-- Opening Marker --
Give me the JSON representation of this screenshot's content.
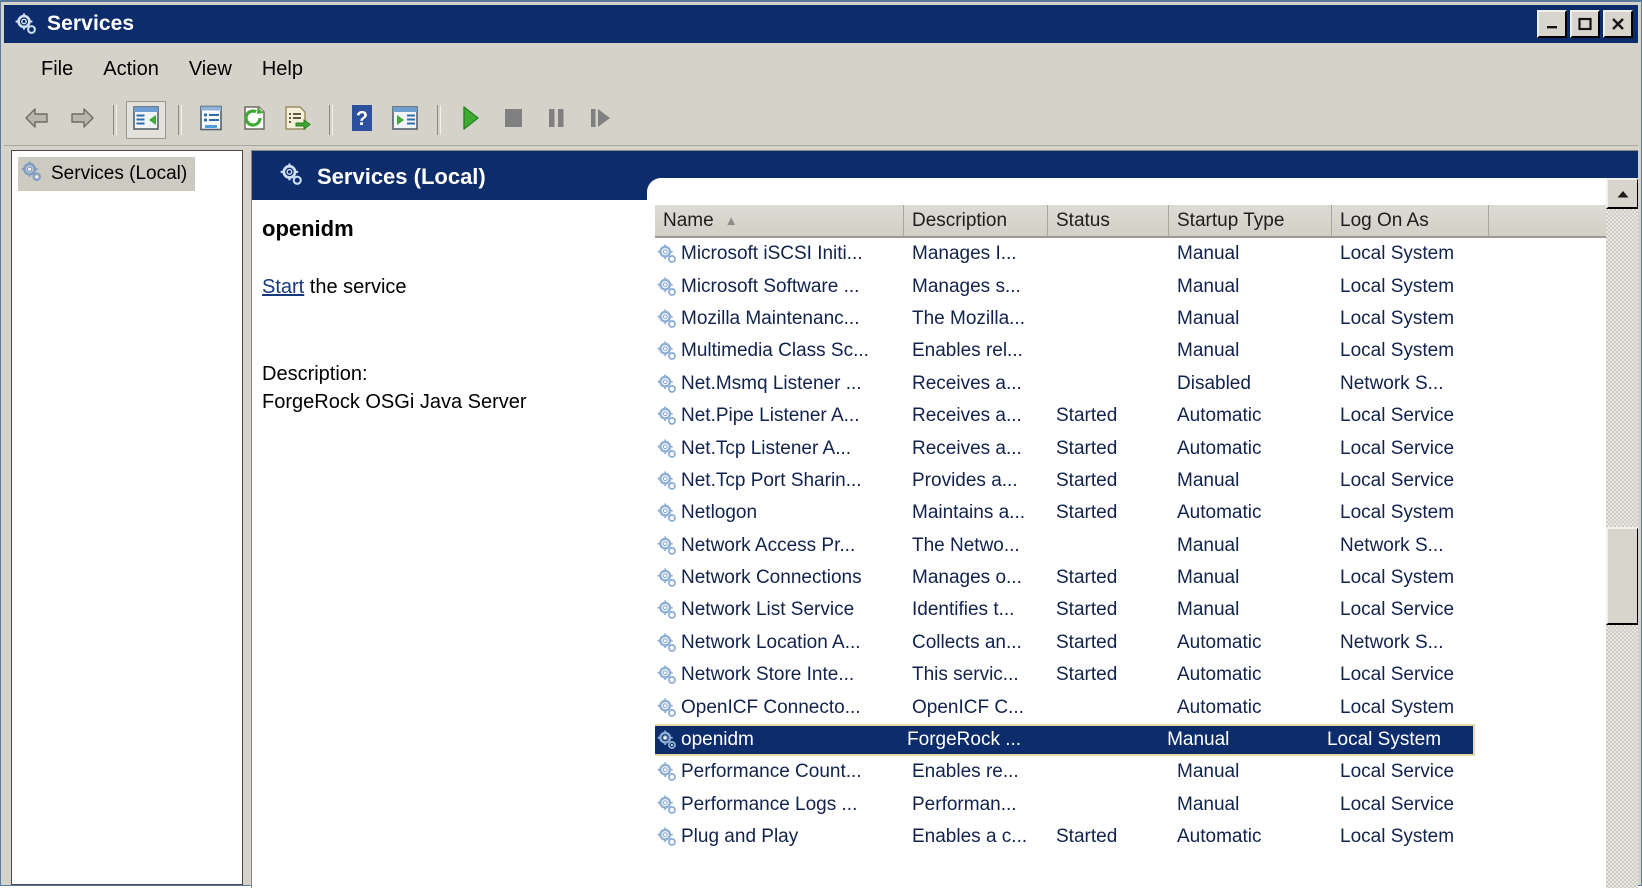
{
  "window": {
    "title": "Services",
    "title_icon": "services-gear-icon",
    "controls": {
      "minimize": "Minimize",
      "maximize": "Maximize",
      "close": "Close"
    }
  },
  "menu": {
    "items": [
      {
        "label": "File"
      },
      {
        "label": "Action"
      },
      {
        "label": "View"
      },
      {
        "label": "Help"
      }
    ]
  },
  "toolbar": {
    "buttons": [
      {
        "name": "back-button",
        "icon": "arrow-left-icon",
        "enabled": true
      },
      {
        "name": "forward-button",
        "icon": "arrow-right-icon",
        "enabled": true
      },
      {
        "name": "show-hide-tree-button",
        "icon": "tree-pane-icon",
        "enabled": true,
        "pressed": true
      },
      {
        "name": "properties-button",
        "icon": "properties-icon",
        "enabled": true
      },
      {
        "name": "refresh-button",
        "icon": "refresh-icon",
        "enabled": true
      },
      {
        "name": "export-list-button",
        "icon": "export-list-icon",
        "enabled": true
      },
      {
        "name": "help-button",
        "icon": "question-mark-icon",
        "enabled": true
      },
      {
        "name": "show-hide-action-pane-button",
        "icon": "action-pane-icon",
        "enabled": true
      },
      {
        "name": "start-service-button",
        "icon": "play-icon",
        "enabled": true
      },
      {
        "name": "stop-service-button",
        "icon": "stop-icon",
        "enabled": false
      },
      {
        "name": "pause-service-button",
        "icon": "pause-icon",
        "enabled": false
      },
      {
        "name": "restart-service-button",
        "icon": "restart-icon",
        "enabled": false
      }
    ]
  },
  "tree": {
    "root_label": "Services (Local)",
    "root_icon": "services-gear-icon"
  },
  "banner": {
    "label": "Services (Local)",
    "icon": "services-gear-icon"
  },
  "details": {
    "service_name": "openidm",
    "action_link": "Start",
    "action_suffix": " the service",
    "description_label": "Description:",
    "description_text": "ForgeRock OSGi Java Server"
  },
  "list": {
    "columns": [
      {
        "label": "Name",
        "sorted": "ascending",
        "sort_glyph": "▲"
      },
      {
        "label": "Description"
      },
      {
        "label": "Status"
      },
      {
        "label": "Startup Type"
      },
      {
        "label": "Log On As"
      }
    ],
    "rows": [
      {
        "name": "Microsoft iSCSI Initi...",
        "description": "Manages I...",
        "status": "",
        "startup": "Manual",
        "logon": "Local System",
        "selected": false
      },
      {
        "name": "Microsoft Software ...",
        "description": "Manages s...",
        "status": "",
        "startup": "Manual",
        "logon": "Local System",
        "selected": false
      },
      {
        "name": "Mozilla Maintenanc...",
        "description": "The Mozilla...",
        "status": "",
        "startup": "Manual",
        "logon": "Local System",
        "selected": false
      },
      {
        "name": "Multimedia Class Sc...",
        "description": "Enables rel...",
        "status": "",
        "startup": "Manual",
        "logon": "Local System",
        "selected": false
      },
      {
        "name": "Net.Msmq Listener ...",
        "description": "Receives a...",
        "status": "",
        "startup": "Disabled",
        "logon": "Network S...",
        "selected": false
      },
      {
        "name": "Net.Pipe Listener A...",
        "description": "Receives a...",
        "status": "Started",
        "startup": "Automatic",
        "logon": "Local Service",
        "selected": false
      },
      {
        "name": "Net.Tcp Listener A...",
        "description": "Receives a...",
        "status": "Started",
        "startup": "Automatic",
        "logon": "Local Service",
        "selected": false
      },
      {
        "name": "Net.Tcp Port Sharin...",
        "description": "Provides a...",
        "status": "Started",
        "startup": "Manual",
        "logon": "Local Service",
        "selected": false
      },
      {
        "name": "Netlogon",
        "description": "Maintains a...",
        "status": "Started",
        "startup": "Automatic",
        "logon": "Local System",
        "selected": false
      },
      {
        "name": "Network Access Pr...",
        "description": "The Netwo...",
        "status": "",
        "startup": "Manual",
        "logon": "Network S...",
        "selected": false
      },
      {
        "name": "Network Connections",
        "description": "Manages o...",
        "status": "Started",
        "startup": "Manual",
        "logon": "Local System",
        "selected": false
      },
      {
        "name": "Network List Service",
        "description": "Identifies t...",
        "status": "Started",
        "startup": "Manual",
        "logon": "Local Service",
        "selected": false
      },
      {
        "name": "Network Location A...",
        "description": "Collects an...",
        "status": "Started",
        "startup": "Automatic",
        "logon": "Network S...",
        "selected": false
      },
      {
        "name": "Network Store Inte...",
        "description": "This servic...",
        "status": "Started",
        "startup": "Automatic",
        "logon": "Local Service",
        "selected": false
      },
      {
        "name": "OpenICF Connecto...",
        "description": "OpenICF C...",
        "status": "",
        "startup": "Automatic",
        "logon": "Local System",
        "selected": false
      },
      {
        "name": "openidm",
        "description": "ForgeRock ...",
        "status": "",
        "startup": "Manual",
        "logon": "Local System",
        "selected": true
      },
      {
        "name": "Performance Count...",
        "description": "Enables re...",
        "status": "",
        "startup": "Manual",
        "logon": "Local Service",
        "selected": false
      },
      {
        "name": "Performance Logs ...",
        "description": "Performan...",
        "status": "",
        "startup": "Manual",
        "logon": "Local Service",
        "selected": false
      },
      {
        "name": "Plug and Play",
        "description": "Enables a c...",
        "status": "Started",
        "startup": "Automatic",
        "logon": "Local System",
        "selected": false
      }
    ],
    "scrollbar": {
      "up_arrow": "▲"
    }
  },
  "colors": {
    "title_bar": "#0d2c6b",
    "banner": "#0d2c6b",
    "selection": "#0d2c6b",
    "selection_border": "#e8d9a8",
    "chrome": "#d5d2ca",
    "link": "#16387d",
    "start_icon": "#3caa2e",
    "disabled_icon": "#808080",
    "row_text": "#11224d"
  }
}
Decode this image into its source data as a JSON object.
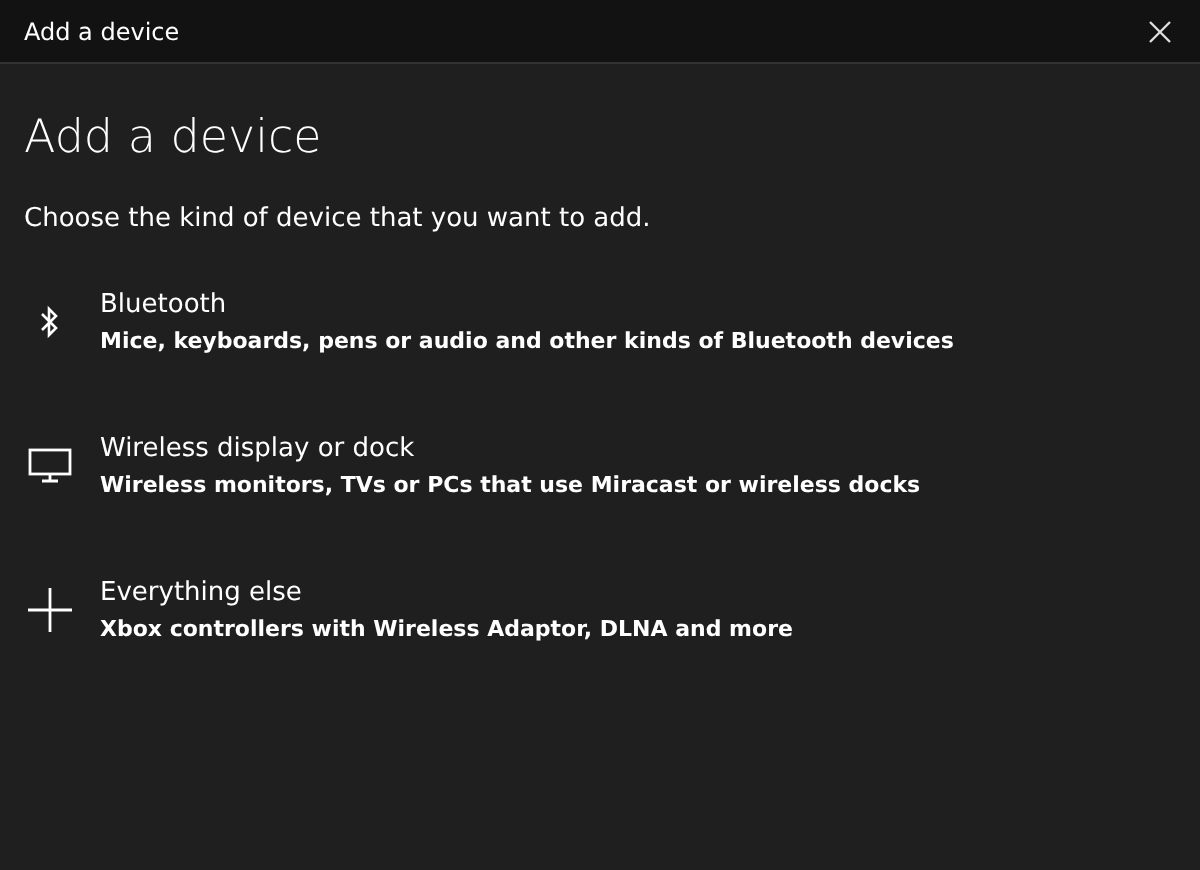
{
  "window": {
    "title": "Add a device"
  },
  "heading": "Add a device",
  "subtitle": "Choose the kind of device that you want to add.",
  "options": [
    {
      "kind": "bluetooth",
      "title": "Bluetooth",
      "description": "Mice, keyboards, pens or audio and other kinds of Bluetooth devices"
    },
    {
      "kind": "display",
      "title": "Wireless display or dock",
      "description": "Wireless monitors, TVs or PCs that use Miracast or wireless docks"
    },
    {
      "kind": "other",
      "title": "Everything else",
      "description": "Xbox controllers with Wireless Adaptor, DLNA and more"
    }
  ]
}
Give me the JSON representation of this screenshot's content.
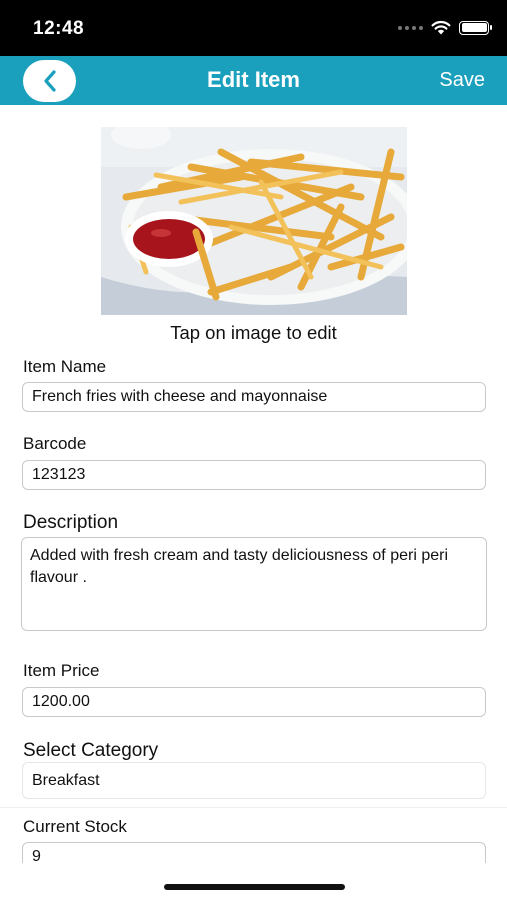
{
  "status_bar": {
    "time": "12:48"
  },
  "nav": {
    "back_icon": "chevron-left-icon",
    "title": "Edit Item",
    "save_label": "Save"
  },
  "image": {
    "hint": "Tap on image to edit"
  },
  "form": {
    "item_name": {
      "label": "Item Name",
      "value": "French fries with cheese and mayonnaise"
    },
    "barcode": {
      "label": "Barcode",
      "value": "123123"
    },
    "description": {
      "label": "Description",
      "value": "Added with fresh cream and tasty deliciousness of peri peri flavour ."
    },
    "item_price": {
      "label": "Item Price",
      "value": "1200.00"
    },
    "category": {
      "label": "Select Category",
      "value": "Breakfast"
    },
    "current_stock": {
      "label": "Current Stock",
      "value": "9"
    }
  },
  "colors": {
    "accent": "#1a9fbd",
    "status_bar": "#000000"
  }
}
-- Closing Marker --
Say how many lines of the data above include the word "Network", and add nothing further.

8